Dataset rows describing interfaces →
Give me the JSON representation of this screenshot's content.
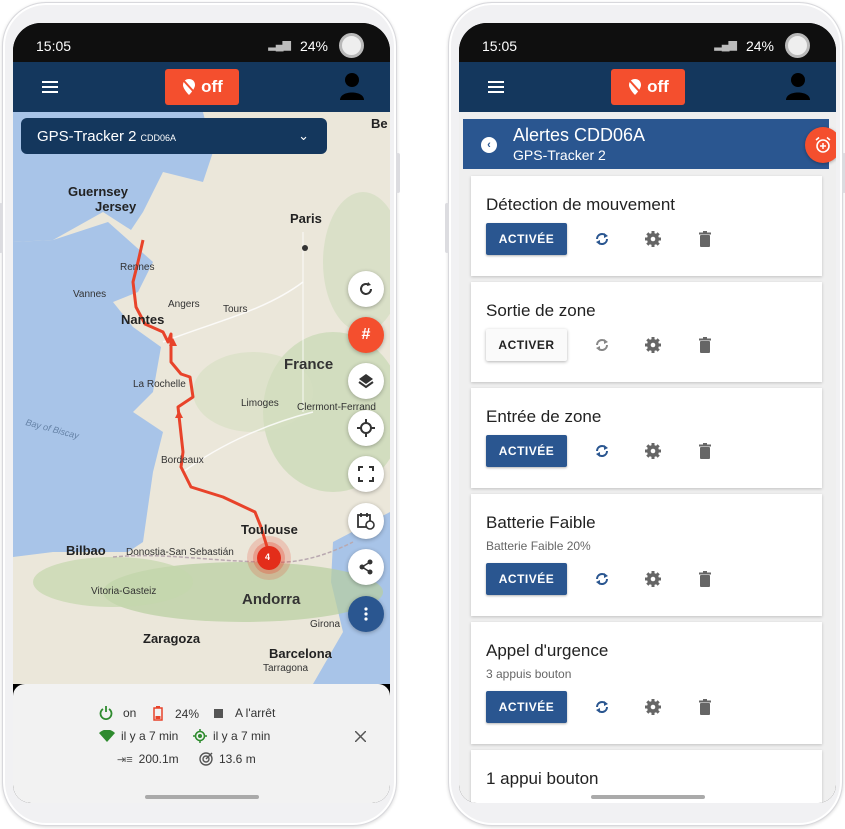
{
  "status_bar": {
    "time": "15:05",
    "battery": "24%"
  },
  "app_bar": {
    "off_label": "off"
  },
  "tracker_selector": {
    "name": "GPS-Tracker 2",
    "id": "CDD06A"
  },
  "map_labels": [
    {
      "text": "Guernsey",
      "cls": "big"
    },
    {
      "text": "Jersey",
      "cls": "big"
    },
    {
      "text": "Paris",
      "cls": "big"
    },
    {
      "text": "Rennes",
      "cls": ""
    },
    {
      "text": "Vannes",
      "cls": ""
    },
    {
      "text": "Angers",
      "cls": ""
    },
    {
      "text": "Tours",
      "cls": ""
    },
    {
      "text": "Nantes",
      "cls": "big"
    },
    {
      "text": "France",
      "cls": "huge"
    },
    {
      "text": "La Rochelle",
      "cls": ""
    },
    {
      "text": "Limoges",
      "cls": ""
    },
    {
      "text": "Clermont-Ferrand",
      "cls": ""
    },
    {
      "text": "Bay of Biscay",
      "cls": "sea"
    },
    {
      "text": "Bordeaux",
      "cls": ""
    },
    {
      "text": "Toulouse",
      "cls": "big"
    },
    {
      "text": "Bilbao",
      "cls": "big"
    },
    {
      "text": "Donostia-San Sebastián",
      "cls": ""
    },
    {
      "text": "Vitoria-Gasteiz",
      "cls": ""
    },
    {
      "text": "Andorra",
      "cls": "huge"
    },
    {
      "text": "Zaragoza",
      "cls": "big"
    },
    {
      "text": "Girona",
      "cls": ""
    },
    {
      "text": "Barcelona",
      "cls": "big"
    },
    {
      "text": "Tarragona",
      "cls": ""
    },
    {
      "text": "Be",
      "cls": "big"
    }
  ],
  "map": {
    "marker_count": "4",
    "hash_label": "#"
  },
  "info_panel": {
    "power": "on",
    "battery": "24%",
    "state": "A l'arrêt",
    "signal_time": "il y a 7 min",
    "gps_time": "il y a 7 min",
    "distance": "200.1m",
    "accuracy": "13.6 m"
  },
  "alerts_header": {
    "title": "Alertes CDD06A",
    "subtitle": "GPS-Tracker 2"
  },
  "alerts": [
    {
      "title": "Détection de mouvement",
      "subtitle": "",
      "button": "ACTIVÉE",
      "active": true
    },
    {
      "title": "Sortie de zone",
      "subtitle": "",
      "button": "ACTIVER",
      "active": false
    },
    {
      "title": "Entrée de zone",
      "subtitle": "",
      "button": "ACTIVÉE",
      "active": true
    },
    {
      "title": "Batterie Faible",
      "subtitle": "Batterie Faible 20%",
      "button": "ACTIVÉE",
      "active": true
    },
    {
      "title": "Appel d'urgence",
      "subtitle": "3 appuis bouton",
      "button": "ACTIVÉE",
      "active": true
    },
    {
      "title": "1 appui bouton",
      "subtitle": "",
      "button": "",
      "active": true
    }
  ],
  "colors": {
    "navy": "#14375d",
    "blue": "#2a5690",
    "orange": "#f44f2e",
    "route": "#e8432a"
  }
}
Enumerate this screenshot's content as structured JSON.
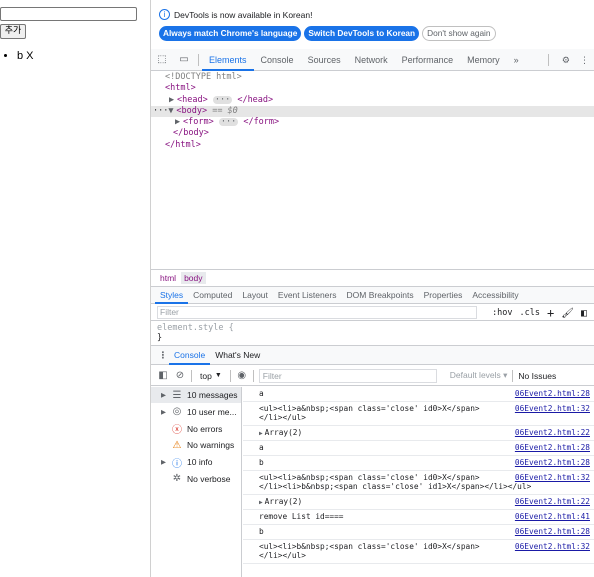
{
  "page": {
    "add_button": "추가",
    "list_items": [
      {
        "text": "b",
        "close": "X"
      }
    ]
  },
  "devtools": {
    "notice": {
      "text": "DevTools is now available in Korean!",
      "buttons": [
        "Always match Chrome's language",
        "Switch DevTools to Korean",
        "Don't show again"
      ]
    },
    "tabs": [
      "Elements",
      "Console",
      "Sources",
      "Network",
      "Performance",
      "Memory"
    ],
    "active_tab": "Elements",
    "more_tabs": "»",
    "dom": {
      "doctype": "<!DOCTYPE html>",
      "html_open": "<html>",
      "head": "<head>",
      "head_close": "</head>",
      "body": "<body>",
      "selection_marker": "== $0",
      "form": "<form>",
      "form_close": "</form>",
      "body_close": "</body>",
      "html_close": "</html>",
      "ellipsis": "···",
      "dots": "···"
    },
    "breadcrumbs": [
      "html",
      "body"
    ],
    "sub_tabs": [
      "Styles",
      "Computed",
      "Layout",
      "Event Listeners",
      "DOM Breakpoints",
      "Properties",
      "Accessibility"
    ],
    "styles_filter_placeholder": "Filter",
    "styles_tools": {
      "hov": ":hov",
      "cls": ".cls"
    },
    "element_style": {
      "selector": "element.style {",
      "close": "}"
    },
    "drawer_tabs": [
      "Console",
      "What's New"
    ],
    "console_bar": {
      "context": "top",
      "filter_placeholder": "Filter",
      "levels": "Default levels ▾",
      "issues": "No Issues"
    },
    "sidebar": [
      {
        "label": "10 messages",
        "icon": "list-icon",
        "caret": "▶",
        "selected": true
      },
      {
        "label": "10 user me...",
        "icon": "user-icon",
        "caret": "▶",
        "selected": false
      },
      {
        "label": "No errors",
        "icon": "error-icon",
        "caret": "",
        "selected": false
      },
      {
        "label": "No warnings",
        "icon": "warning-icon",
        "caret": "",
        "selected": false
      },
      {
        "label": "10 info",
        "icon": "info-icon",
        "caret": "▶",
        "selected": false
      },
      {
        "label": "No verbose",
        "icon": "bug-icon",
        "caret": "",
        "selected": false
      }
    ],
    "messages": [
      {
        "text": "a",
        "src": "06Event2.html:28",
        "expandable": false
      },
      {
        "text": "<ul><li>a&nbsp;<span class='close' id0>X</span>\n</li></ul>",
        "src": "06Event2.html:32",
        "expandable": false
      },
      {
        "text": "Array(2)",
        "src": "06Event2.html:22",
        "expandable": true
      },
      {
        "text": "a",
        "src": "06Event2.html:28",
        "expandable": false
      },
      {
        "text": "b",
        "src": "06Event2.html:28",
        "expandable": false
      },
      {
        "text": "<ul><li>a&nbsp;<span class='close' id0>X</span>\n</li><li>b&nbsp;<span class='close' id1>X</span></li></ul>",
        "src": "06Event2.html:32",
        "expandable": false
      },
      {
        "text": "Array(2)",
        "src": "06Event2.html:22",
        "expandable": true
      },
      {
        "text": "remove List id====",
        "src": "06Event2.html:41",
        "expandable": false
      },
      {
        "text": "b",
        "src": "06Event2.html:28",
        "expandable": false
      },
      {
        "text": "<ul><li>b&nbsp;<span class='close' id0>X</span>\n</li></ul>",
        "src": "06Event2.html:32",
        "expandable": false
      }
    ]
  }
}
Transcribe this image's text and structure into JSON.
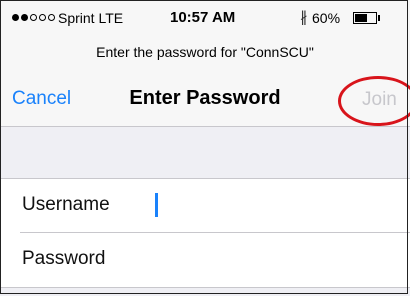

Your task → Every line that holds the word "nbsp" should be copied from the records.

Exercise result →
        "text": "<ul><li>a&nbsp;<span class='close' id0>X</span>\n</li></ul>",
        "text": "<ul><li>a&nbsp;<span class='close' id0>X</span>\n</li><li>b&nbsp;<span class='close' id1>X</span></li></ul>",
        "text": "<ul><li>b&nbsp;<span class='close' id0>X</span>\n</li></ul>",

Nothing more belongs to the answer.